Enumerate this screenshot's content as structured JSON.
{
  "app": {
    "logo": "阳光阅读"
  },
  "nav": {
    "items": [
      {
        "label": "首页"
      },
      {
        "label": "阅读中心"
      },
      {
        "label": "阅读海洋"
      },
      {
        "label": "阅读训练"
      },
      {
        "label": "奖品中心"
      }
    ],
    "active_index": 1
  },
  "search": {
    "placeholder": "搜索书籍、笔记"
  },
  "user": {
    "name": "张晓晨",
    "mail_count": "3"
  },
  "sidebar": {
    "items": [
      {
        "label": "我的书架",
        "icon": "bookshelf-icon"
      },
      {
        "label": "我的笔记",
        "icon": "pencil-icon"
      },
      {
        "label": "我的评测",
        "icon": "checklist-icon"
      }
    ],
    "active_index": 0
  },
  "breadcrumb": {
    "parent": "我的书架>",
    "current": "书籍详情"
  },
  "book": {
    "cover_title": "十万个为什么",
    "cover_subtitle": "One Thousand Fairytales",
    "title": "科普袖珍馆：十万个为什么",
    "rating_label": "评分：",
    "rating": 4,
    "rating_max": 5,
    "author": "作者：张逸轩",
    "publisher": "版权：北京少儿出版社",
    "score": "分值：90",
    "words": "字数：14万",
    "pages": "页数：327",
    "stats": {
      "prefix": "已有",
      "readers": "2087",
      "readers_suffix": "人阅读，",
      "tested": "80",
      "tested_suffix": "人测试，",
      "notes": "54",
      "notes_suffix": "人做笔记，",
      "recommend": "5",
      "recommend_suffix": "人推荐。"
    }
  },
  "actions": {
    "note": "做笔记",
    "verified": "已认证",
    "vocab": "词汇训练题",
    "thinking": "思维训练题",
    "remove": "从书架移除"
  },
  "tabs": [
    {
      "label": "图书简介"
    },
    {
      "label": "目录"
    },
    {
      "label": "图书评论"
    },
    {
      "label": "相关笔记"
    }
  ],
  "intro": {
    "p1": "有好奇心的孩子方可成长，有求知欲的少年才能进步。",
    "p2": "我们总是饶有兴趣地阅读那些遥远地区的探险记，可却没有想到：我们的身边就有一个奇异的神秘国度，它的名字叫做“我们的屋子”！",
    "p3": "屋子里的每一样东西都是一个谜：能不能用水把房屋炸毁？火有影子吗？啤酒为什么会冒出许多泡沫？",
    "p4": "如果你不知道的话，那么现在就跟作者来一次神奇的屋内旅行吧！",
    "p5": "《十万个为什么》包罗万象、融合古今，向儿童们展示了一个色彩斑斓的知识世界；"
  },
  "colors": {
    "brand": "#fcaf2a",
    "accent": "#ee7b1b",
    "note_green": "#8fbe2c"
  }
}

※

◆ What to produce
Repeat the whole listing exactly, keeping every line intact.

◆ Result for this exercise
Enumerate this screenshot's content as structured JSON.
{
  "app": {
    "logo": "阳光阅读"
  },
  "nav": {
    "items": [
      {
        "label": "首页"
      },
      {
        "label": "阅读中心"
      },
      {
        "label": "阅读海洋"
      },
      {
        "label": "阅读训练"
      },
      {
        "label": "奖品中心"
      }
    ],
    "active_index": 1
  },
  "search": {
    "placeholder": "搜索书籍、笔记"
  },
  "user": {
    "name": "张晓晨",
    "mail_count": "3"
  },
  "sidebar": {
    "items": [
      {
        "label": "我的书架",
        "icon": "bookshelf-icon"
      },
      {
        "label": "我的笔记",
        "icon": "pencil-icon"
      },
      {
        "label": "我的评测",
        "icon": "checklist-icon"
      }
    ],
    "active_index": 0
  },
  "breadcrumb": {
    "parent": "我的书架>",
    "current": "书籍详情"
  },
  "book": {
    "cover_title": "十万个为什么",
    "cover_subtitle": "One Thousand Fairytales",
    "title": "科普袖珍馆：十万个为什么",
    "rating_label": "评分：",
    "rating": 4,
    "rating_max": 5,
    "author": "作者：张逸轩",
    "publisher": "版权：北京少儿出版社",
    "score": "分值：90",
    "words": "字数：14万",
    "pages": "页数：327",
    "stats": {
      "prefix": "已有",
      "readers": "2087",
      "readers_suffix": "人阅读，",
      "tested": "80",
      "tested_suffix": "人测试，",
      "notes": "54",
      "notes_suffix": "人做笔记，",
      "recommend": "5",
      "recommend_suffix": "人推荐。"
    }
  },
  "actions": {
    "note": "做笔记",
    "verified": "已认证",
    "vocab": "词汇训练题",
    "thinking": "思维训练题",
    "remove": "从书架移除"
  },
  "tabs": [
    {
      "label": "图书简介"
    },
    {
      "label": "目录"
    },
    {
      "label": "图书评论"
    },
    {
      "label": "相关笔记"
    }
  ],
  "intro": {
    "p1": "有好奇心的孩子方可成长，有求知欲的少年才能进步。",
    "p2": "我们总是饶有兴趣地阅读那些遥远地区的探险记，可却没有想到：我们的身边就有一个奇异的神秘国度，它的名字叫做“我们的屋子”！",
    "p3": "屋子里的每一样东西都是一个谜：能不能用水把房屋炸毁？火有影子吗？啤酒为什么会冒出许多泡沫？",
    "p4": "如果你不知道的话，那么现在就跟作者来一次神奇的屋内旅行吧！",
    "p5": "《十万个为什么》包罗万象、融合古今，向儿童们展示了一个色彩斑斓的知识世界；"
  },
  "colors": {
    "brand": "#fcaf2a",
    "accent": "#ee7b1b",
    "note_green": "#8fbe2c"
  }
}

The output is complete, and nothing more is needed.